She was then just sailing at 16 knots which was still somewhat decent (that was just about the speed of “SuperFerry 3”, “Our Lady of Medjugorje” and “Our Lady of Sacred Heart”, the “Zambonga City”, “Tacloban Princess”, “Masbate I” and better than “Maynilad”, “Cebu Princess”, “Surigao Princess” and “Palawan Princess”). Of course she cannot match the newer, faster RORO liners. In her whole career with Negros Navigation, she only held short and medium distance routes which was the equivalent of an interport call of rival shipping companies which means a sailing time of less than a day. San Carlos City was the longest route she held for Negros Navigation.

One night when I was aboard a liner on the way to Mindanao (sorry, I can’t remember the name of the ship now) I was surprised to see her in Dumaguete port. I asked around and found out she was doing or Negros Navigation was trying a Bacolod-Dumaguete-Cagayan de Oro route. I wished then she would succeed as no shipping company tried that route before and it might have been a valid route although Negros Navigation was already doing the Bacolod-Cagayan de Oro route with their liners from Manila. That shunting to minor routes was the fate then of the old cruiser liners of Negros Navigation. It seemed they had nowhere to go and nobody would still buy cruisers then except for the ship breakers.

She, together with “Don Julio” and not-so-reliable-anymore “Santa Ana” (later renamed “Super Shuttle Ferry 8”) was transferred to Jensen Shipping Corporation which was an attempt to try to fit former liners into extended overnight routes. It was with this company that she was tried on a Cebu-Bacolod-Iloilo-Puerto Princesa route. Well, this route looks like a liner route to me with its distance and many ports of call. I liked it then when shipping companies will still try to find a route somehow for their old ferries (and that is a reason I have a dislike for one particular shipping company which mastered in the early selling ships to the breakers).

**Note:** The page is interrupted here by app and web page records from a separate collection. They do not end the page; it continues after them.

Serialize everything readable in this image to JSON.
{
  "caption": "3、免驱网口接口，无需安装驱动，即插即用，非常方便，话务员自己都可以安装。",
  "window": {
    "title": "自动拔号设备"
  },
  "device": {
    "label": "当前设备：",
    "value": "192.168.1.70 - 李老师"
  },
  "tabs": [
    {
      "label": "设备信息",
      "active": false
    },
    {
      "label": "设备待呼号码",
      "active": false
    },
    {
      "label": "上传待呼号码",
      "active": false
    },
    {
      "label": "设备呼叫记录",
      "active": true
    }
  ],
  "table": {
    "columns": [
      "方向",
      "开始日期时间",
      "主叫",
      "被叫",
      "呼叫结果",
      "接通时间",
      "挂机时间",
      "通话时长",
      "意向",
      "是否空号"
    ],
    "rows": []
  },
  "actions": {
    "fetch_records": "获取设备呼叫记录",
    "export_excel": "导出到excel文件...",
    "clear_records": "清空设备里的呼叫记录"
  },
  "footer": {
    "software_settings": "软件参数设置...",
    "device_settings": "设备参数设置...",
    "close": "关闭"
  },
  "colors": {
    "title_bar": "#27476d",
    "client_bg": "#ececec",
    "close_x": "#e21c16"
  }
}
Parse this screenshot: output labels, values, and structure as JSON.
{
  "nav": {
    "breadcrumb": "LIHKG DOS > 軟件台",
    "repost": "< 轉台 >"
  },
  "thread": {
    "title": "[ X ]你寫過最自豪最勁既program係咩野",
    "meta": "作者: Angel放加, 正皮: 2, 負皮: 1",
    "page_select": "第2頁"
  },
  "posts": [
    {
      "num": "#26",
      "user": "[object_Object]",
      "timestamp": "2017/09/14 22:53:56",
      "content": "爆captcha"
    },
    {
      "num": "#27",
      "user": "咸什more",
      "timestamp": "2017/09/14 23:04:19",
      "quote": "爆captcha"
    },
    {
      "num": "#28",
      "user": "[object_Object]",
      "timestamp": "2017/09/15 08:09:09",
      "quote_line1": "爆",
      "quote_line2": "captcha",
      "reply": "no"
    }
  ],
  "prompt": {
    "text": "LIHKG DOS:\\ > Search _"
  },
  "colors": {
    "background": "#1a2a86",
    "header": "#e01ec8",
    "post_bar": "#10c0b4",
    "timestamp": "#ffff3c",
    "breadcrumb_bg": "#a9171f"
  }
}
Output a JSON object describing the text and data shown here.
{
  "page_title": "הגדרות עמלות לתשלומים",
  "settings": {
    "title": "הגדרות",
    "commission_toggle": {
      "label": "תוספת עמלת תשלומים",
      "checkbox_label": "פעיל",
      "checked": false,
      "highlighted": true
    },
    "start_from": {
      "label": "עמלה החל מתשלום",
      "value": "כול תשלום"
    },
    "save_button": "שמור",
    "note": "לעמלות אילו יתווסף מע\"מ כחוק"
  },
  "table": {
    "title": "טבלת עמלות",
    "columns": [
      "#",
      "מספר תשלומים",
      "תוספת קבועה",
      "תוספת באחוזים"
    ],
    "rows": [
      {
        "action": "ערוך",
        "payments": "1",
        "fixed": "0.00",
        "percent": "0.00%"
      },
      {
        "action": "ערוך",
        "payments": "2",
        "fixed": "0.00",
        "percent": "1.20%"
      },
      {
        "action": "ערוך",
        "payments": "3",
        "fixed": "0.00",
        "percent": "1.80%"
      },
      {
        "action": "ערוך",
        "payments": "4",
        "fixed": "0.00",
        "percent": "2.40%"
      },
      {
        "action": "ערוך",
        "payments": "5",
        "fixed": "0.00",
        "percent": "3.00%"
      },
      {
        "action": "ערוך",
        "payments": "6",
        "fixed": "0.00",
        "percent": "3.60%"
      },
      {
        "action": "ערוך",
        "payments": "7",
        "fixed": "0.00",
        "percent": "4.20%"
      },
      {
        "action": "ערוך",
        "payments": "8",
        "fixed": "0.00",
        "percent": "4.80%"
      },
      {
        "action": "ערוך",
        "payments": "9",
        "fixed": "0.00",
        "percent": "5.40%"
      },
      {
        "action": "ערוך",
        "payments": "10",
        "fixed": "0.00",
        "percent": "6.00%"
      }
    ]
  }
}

I cannot gather exactly when “Don Claudio” stopped sailing. A database said she was laid up in 2009 but I think it might have happened earlier than that. There was even a report she was broken up as early as 2003. She is no longer in the MARINA database and nor is Jensen Shipping Corporation reflected to still have ships or operating. In almost all likelihood, she is already in shipping heaven.

 

 

[Photo Credit: Ray Smith                                                                                                                                 [Research Support: Gorio Belen]                                                                                                                   [Database Support: Jun Marquez/Mike Baylon/PSSS]